▸ **Component data from apps and pages**
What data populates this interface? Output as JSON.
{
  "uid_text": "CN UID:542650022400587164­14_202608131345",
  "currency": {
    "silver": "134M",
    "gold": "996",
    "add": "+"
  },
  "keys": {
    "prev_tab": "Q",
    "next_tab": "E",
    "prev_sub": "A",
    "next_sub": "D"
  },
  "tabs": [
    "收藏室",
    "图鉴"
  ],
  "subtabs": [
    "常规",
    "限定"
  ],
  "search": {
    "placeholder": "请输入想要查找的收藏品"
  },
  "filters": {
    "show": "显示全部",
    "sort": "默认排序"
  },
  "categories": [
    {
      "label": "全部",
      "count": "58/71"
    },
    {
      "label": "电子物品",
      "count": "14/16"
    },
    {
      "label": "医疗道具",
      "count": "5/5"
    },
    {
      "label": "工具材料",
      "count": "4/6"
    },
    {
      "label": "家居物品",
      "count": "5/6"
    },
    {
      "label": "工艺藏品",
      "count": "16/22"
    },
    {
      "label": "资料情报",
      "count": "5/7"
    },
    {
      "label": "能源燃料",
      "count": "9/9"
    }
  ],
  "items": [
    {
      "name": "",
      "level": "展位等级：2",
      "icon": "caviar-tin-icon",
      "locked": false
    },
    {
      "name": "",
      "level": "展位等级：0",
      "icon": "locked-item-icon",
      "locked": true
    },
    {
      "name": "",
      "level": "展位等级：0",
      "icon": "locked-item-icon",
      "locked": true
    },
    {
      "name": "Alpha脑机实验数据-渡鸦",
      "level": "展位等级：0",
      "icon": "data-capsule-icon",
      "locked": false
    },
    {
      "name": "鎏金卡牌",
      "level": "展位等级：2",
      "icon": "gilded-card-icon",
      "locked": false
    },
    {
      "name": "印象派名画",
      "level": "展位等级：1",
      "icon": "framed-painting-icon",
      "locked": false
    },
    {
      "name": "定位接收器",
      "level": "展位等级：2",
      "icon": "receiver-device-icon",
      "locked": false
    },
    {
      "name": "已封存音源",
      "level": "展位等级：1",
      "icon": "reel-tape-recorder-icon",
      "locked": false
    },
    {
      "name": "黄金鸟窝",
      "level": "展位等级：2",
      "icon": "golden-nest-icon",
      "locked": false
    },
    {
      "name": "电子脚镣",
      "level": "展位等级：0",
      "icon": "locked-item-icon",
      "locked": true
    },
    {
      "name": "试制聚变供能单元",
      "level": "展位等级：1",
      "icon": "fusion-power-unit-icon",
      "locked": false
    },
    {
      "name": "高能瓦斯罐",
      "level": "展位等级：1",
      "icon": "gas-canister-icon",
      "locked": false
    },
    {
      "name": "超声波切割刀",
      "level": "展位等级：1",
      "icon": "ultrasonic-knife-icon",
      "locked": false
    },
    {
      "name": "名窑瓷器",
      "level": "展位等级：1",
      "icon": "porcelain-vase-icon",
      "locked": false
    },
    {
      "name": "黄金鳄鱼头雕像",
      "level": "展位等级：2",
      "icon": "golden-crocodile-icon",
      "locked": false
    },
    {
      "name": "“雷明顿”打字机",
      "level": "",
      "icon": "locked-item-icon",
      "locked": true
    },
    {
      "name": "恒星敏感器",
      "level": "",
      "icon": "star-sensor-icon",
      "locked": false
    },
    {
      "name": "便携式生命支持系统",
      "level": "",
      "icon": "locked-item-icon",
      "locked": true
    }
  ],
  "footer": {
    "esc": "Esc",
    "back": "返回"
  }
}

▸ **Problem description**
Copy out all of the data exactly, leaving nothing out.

▸ **Solution below**
What data populates this interface? Output as JSON.
{
  "uid_text": "CN UID:542650022400587164­14_202608131345",
  "currency": {
    "silver": "134M",
    "gold": "996",
    "add": "+"
  },
  "keys": {
    "prev_tab": "Q",
    "next_tab": "E",
    "prev_sub": "A",
    "next_sub": "D"
  },
  "tabs": [
    "收藏室",
    "图鉴"
  ],
  "subtabs": [
    "常规",
    "限定"
  ],
  "search": {
    "placeholder": "请输入想要查找的收藏品"
  },
  "filters": {
    "show": "显示全部",
    "sort": "默认排序"
  },
  "categories": [
    {
      "label": "全部",
      "count": "58/71"
    },
    {
      "label": "电子物品",
      "count": "14/16"
    },
    {
      "label": "医疗道具",
      "count": "5/5"
    },
    {
      "label": "工具材料",
      "count": "4/6"
    },
    {
      "label": "家居物品",
      "count": "5/6"
    },
    {
      "label": "工艺藏品",
      "count": "16/22"
    },
    {
      "label": "资料情报",
      "count": "5/7"
    },
    {
      "label": "能源燃料",
      "count": "9/9"
    }
  ],
  "items": [
    {
      "name": "",
      "level": "展位等级：2",
      "icon": "caviar-tin-icon",
      "locked": false
    },
    {
      "name": "",
      "level": "展位等级：0",
      "icon": "locked-item-icon",
      "locked": true
    },
    {
      "name": "",
      "level": "展位等级：0",
      "icon": "locked-item-icon",
      "locked": true
    },
    {
      "name": "Alpha脑机实验数据-渡鸦",
      "level": "展位等级：0",
      "icon": "data-capsule-icon",
      "locked": false
    },
    {
      "name": "鎏金卡牌",
      "level": "展位等级：2",
      "icon": "gilded-card-icon",
      "locked": false
    },
    {
      "name": "印象派名画",
      "level": "展位等级：1",
      "icon": "framed-painting-icon",
      "locked": false
    },
    {
      "name": "定位接收器",
      "level": "展位等级：2",
      "icon": "receiver-device-icon",
      "locked": false
    },
    {
      "name": "已封存音源",
      "level": "展位等级：1",
      "icon": "reel-tape-recorder-icon",
      "locked": false
    },
    {
      "name": "黄金鸟窝",
      "level": "展位等级：2",
      "icon": "golden-nest-icon",
      "locked": false
    },
    {
      "name": "电子脚镣",
      "level": "展位等级：0",
      "icon": "locked-item-icon",
      "locked": true
    },
    {
      "name": "试制聚变供能单元",
      "level": "展位等级：1",
      "icon": "fusion-power-unit-icon",
      "locked": false
    },
    {
      "name": "高能瓦斯罐",
      "level": "展位等级：1",
      "icon": "gas-canister-icon",
      "locked": false
    },
    {
      "name": "超声波切割刀",
      "level": "展位等级：1",
      "icon": "ultrasonic-knife-icon",
      "locked": false
    },
    {
      "name": "名窑瓷器",
      "level": "展位等级：1",
      "icon": "porcelain-vase-icon",
      "locked": false
    },
    {
      "name": "黄金鳄鱼头雕像",
      "level": "展位等级：2",
      "icon": "golden-crocodile-icon",
      "locked": false
    },
    {
      "name": "“雷明顿”打字机",
      "level": "",
      "icon": "locked-item-icon",
      "locked": true
    },
    {
      "name": "恒星敏感器",
      "level": "",
      "icon": "star-sensor-icon",
      "locked": false
    },
    {
      "name": "便携式生命支持系统",
      "level": "",
      "icon": "locked-item-icon",
      "locked": true
    }
  ],
  "footer": {
    "esc": "Esc",
    "back": "返回"
  }
}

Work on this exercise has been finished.